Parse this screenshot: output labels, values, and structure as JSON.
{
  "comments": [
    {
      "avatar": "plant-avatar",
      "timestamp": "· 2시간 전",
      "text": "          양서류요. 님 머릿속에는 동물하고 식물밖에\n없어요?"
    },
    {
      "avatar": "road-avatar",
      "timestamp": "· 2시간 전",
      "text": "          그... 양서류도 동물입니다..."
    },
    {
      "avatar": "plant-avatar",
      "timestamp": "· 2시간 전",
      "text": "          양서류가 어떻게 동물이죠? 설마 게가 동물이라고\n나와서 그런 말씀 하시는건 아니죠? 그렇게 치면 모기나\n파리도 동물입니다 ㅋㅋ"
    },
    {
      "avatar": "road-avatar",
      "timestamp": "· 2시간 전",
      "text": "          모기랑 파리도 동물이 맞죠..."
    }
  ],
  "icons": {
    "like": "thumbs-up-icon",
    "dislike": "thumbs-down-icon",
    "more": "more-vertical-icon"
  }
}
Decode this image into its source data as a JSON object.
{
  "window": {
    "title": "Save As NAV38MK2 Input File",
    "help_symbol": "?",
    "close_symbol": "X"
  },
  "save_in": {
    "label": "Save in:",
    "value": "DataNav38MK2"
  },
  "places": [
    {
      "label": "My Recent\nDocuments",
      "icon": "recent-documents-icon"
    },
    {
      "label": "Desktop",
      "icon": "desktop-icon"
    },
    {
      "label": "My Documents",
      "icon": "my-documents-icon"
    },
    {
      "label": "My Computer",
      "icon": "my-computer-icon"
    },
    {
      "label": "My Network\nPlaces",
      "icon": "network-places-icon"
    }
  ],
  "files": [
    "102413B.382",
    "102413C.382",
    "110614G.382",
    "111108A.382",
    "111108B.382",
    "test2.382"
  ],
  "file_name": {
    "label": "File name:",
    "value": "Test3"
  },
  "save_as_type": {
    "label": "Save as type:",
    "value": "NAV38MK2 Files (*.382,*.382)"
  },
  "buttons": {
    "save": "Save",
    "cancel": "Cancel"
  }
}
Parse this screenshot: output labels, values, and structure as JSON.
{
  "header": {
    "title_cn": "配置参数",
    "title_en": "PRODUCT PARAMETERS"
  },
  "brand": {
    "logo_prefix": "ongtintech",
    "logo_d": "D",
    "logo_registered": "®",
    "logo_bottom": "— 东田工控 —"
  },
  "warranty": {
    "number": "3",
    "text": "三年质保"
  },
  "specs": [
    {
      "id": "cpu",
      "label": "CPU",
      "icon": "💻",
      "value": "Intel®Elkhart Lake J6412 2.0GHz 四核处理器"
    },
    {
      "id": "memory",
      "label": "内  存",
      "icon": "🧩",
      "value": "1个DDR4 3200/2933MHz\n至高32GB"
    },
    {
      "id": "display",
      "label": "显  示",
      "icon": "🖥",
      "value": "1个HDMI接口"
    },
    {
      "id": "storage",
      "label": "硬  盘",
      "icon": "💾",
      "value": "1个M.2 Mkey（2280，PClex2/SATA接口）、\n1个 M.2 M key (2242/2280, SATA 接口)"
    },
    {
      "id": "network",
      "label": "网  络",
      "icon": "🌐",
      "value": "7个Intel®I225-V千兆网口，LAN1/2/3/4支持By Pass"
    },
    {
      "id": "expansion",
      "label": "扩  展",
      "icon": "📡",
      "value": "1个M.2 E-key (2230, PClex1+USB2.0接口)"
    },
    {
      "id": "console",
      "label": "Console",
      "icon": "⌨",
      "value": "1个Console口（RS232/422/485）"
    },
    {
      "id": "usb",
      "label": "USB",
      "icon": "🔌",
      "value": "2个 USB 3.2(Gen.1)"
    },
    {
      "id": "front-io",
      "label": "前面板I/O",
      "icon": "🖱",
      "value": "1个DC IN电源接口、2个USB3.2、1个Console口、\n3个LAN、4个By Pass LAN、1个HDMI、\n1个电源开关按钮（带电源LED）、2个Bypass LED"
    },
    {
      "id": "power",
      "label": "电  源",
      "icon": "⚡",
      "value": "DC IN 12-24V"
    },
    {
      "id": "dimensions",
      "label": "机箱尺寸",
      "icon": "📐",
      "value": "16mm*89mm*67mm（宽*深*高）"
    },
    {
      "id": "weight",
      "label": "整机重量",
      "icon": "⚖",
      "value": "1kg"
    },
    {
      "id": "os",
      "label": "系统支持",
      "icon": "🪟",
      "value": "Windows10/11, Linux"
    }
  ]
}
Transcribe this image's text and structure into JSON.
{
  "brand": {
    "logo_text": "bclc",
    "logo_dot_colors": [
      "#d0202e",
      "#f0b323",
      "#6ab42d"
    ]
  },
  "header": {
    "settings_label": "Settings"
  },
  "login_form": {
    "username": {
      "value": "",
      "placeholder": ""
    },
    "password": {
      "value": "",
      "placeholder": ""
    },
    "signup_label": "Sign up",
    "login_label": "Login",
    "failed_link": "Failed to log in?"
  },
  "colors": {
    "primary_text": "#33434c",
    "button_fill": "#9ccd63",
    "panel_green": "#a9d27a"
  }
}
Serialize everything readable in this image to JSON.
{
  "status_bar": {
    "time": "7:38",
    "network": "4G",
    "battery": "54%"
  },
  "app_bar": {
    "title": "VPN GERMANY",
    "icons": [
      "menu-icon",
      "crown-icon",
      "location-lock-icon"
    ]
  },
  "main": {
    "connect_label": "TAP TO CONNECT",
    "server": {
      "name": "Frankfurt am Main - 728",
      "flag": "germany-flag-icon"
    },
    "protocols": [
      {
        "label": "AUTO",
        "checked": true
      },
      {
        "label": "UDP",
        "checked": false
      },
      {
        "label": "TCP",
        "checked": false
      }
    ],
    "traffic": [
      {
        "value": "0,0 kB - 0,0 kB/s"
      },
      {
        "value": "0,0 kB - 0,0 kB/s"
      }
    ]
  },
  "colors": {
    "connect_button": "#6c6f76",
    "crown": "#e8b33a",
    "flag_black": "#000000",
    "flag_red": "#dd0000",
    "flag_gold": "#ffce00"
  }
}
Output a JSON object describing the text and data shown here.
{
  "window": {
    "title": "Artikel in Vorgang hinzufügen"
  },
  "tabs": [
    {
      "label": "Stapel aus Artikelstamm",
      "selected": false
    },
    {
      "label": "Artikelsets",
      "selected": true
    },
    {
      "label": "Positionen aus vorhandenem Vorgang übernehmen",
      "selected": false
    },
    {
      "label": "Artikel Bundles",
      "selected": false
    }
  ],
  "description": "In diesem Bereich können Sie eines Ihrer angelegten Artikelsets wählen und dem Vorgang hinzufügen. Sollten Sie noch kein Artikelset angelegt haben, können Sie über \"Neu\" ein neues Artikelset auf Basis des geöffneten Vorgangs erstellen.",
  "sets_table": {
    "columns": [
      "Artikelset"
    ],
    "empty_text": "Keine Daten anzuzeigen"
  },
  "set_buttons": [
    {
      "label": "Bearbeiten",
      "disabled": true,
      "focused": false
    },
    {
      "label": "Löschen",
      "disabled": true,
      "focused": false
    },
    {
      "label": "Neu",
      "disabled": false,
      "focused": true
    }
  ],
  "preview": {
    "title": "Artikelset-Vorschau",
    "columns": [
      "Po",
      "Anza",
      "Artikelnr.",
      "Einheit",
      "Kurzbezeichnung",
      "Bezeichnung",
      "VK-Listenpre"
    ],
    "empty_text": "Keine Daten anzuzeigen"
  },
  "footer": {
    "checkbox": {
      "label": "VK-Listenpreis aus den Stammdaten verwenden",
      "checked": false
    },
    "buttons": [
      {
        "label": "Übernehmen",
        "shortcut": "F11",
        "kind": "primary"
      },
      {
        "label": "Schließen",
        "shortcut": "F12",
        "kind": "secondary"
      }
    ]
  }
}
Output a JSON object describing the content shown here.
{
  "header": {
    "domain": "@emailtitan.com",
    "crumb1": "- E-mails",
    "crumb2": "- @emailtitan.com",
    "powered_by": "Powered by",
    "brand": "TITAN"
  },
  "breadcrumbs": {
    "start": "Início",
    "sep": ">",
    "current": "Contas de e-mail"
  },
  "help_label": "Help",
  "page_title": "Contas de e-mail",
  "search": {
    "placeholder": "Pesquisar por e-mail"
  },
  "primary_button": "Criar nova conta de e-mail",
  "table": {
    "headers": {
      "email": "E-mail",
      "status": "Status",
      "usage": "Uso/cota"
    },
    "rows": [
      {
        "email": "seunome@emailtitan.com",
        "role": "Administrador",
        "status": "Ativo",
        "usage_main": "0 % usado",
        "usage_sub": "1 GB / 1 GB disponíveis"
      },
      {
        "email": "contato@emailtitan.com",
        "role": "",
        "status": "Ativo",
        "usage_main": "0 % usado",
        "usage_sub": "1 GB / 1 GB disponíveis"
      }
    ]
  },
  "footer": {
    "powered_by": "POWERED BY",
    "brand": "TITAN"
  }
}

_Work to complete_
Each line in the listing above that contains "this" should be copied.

_Completed task_
Parse this screenshot: output labels, values, and structure as JSON.
Decode this image into its source data as a JSON object.
Parse this screenshot: output labels, values, and structure as JSON.
Transcribe this image's text and structure into JSON.
Serialize everything readable in this image to JSON.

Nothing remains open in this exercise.